We decided to have a go at the entrance as it was close to bottom of the tide. Whilst the sun was still quite low, I could see pretty well, with it directly behind me as we entered the channel. My Polaroid sunnies and my perch high on the pulpit allowed me to see and signal anything to avoid to Pete, steering us in. We made it through with no issues, and found a spot to anchor. We could see the anchor and chain, it was so clear, so had no worries about that! Then I made coffees while Pete cooked me a birthday breakfast with cat eggs of course!
After breakfast we launched the dinghy and headed off for an explore and snorkel. We found a good sandy shallow spot to anchor the dinghy, then spent about 45 mins, at a fantastic coral area, with heaps of colours, giant clams, loads of different fish and sea cucumbers. It was glorious and only being chilled made me get out. On the way back to the boat, we checked out all the bommies near our anchorage, but they all had more than enough depth on them not to worry us.
We saw a turtle, just cruise by, checking us out, and numerous fish swimming around the boat. A guy from another boat came over to chat, asking about the weather and overnighting as it was their first time here. He gave us some Mahi Mahi they had caught, as they had too much! We were still not sure if we would spend the night as we had a long leg from here to get to Bundaberg, but we thought we may wait for a forecast before deciding. So we had a decadent lunch of prawns and fois gras, with a glass of champagne, and I made a little chocolate ripple cake for candles later! We spent the time after lunch swimming and snoozing, and then we got the weather forecast and decided we should head off. Whilst it would be a good night in the lagoon, the wind was not so good for Sunday and neither was the tide for leaving the lagoon. It would mean a late arrival at Bundaberg, with Pete needing to rush to the airport early Monday, so we checked out of Fitzroy on the afternoon high tide.

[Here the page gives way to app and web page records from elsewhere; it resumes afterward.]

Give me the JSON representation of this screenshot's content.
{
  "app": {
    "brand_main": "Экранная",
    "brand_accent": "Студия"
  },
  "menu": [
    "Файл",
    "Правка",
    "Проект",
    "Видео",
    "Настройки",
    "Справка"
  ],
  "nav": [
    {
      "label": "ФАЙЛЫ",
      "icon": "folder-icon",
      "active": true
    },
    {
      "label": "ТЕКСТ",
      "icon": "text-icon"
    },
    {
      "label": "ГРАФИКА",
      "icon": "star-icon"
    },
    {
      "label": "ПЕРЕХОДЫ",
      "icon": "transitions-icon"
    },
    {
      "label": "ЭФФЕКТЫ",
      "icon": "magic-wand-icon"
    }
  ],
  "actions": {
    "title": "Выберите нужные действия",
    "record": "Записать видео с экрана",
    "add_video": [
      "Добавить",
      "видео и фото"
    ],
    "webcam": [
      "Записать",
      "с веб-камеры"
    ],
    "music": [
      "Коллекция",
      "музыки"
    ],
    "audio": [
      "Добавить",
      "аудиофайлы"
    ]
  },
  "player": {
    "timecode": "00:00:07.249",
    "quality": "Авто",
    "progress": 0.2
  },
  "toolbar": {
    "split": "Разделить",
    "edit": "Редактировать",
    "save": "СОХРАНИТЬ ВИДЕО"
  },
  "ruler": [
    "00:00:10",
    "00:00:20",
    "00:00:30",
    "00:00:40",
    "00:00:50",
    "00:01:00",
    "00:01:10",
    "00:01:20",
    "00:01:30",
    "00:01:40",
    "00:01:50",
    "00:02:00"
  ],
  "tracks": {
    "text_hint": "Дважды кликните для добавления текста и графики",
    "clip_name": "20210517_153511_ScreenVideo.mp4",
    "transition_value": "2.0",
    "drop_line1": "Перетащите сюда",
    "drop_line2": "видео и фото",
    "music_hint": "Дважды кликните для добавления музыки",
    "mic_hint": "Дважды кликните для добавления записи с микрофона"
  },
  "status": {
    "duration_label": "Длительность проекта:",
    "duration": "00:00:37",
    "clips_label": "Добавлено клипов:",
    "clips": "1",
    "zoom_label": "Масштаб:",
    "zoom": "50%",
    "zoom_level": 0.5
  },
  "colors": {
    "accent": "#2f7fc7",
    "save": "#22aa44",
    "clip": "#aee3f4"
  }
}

At 4 pm, we were on our way to Bundy, and as we got mobile phone reception back, my phone went off with millions of birthday messages! We had the remains of the fois gras with another glass of champagne as sundowners, followed by fish curry, and then the birthday chocolate ripple cake with candles! We sang happy birthday, then ate the lot between us! Pete went off watch and I tried to answer as many messages as I could while keeping a look out on watch!
As we approached the shipping lanes for Gladstone, I had 2 ships crossing me, but one altered course towards me. I checked the AIS, and watched him very closely, but he seemed to be exiting the shipping lane. I was worried and couldn’t really alter corse easily because of the wind angle, so I put on the engine and speeded up. It turns out that the ship just went around me! He had to go out of the shipping lane to do it, but I could see from the AIS, that he changed his course to go behind us. He must have known it was my birthday!
By the time I got back on watch at midnight, we had more breeze and were ahead of schedule, so at the end of my watch at 3am, we furled the heady and started the engine, slowed to 4.5 knots to bring our arrival back to around 6 am. Only issue now was the awful seaway with the breeze dead behind us meant we rolled like crazy and it was desperately uncomfortable. There was little sleep from here until we moored on the fuel dock at Port Bundaberg Marina, around 6:15 am.
I will post some pictures of the reef when I get them off my camera.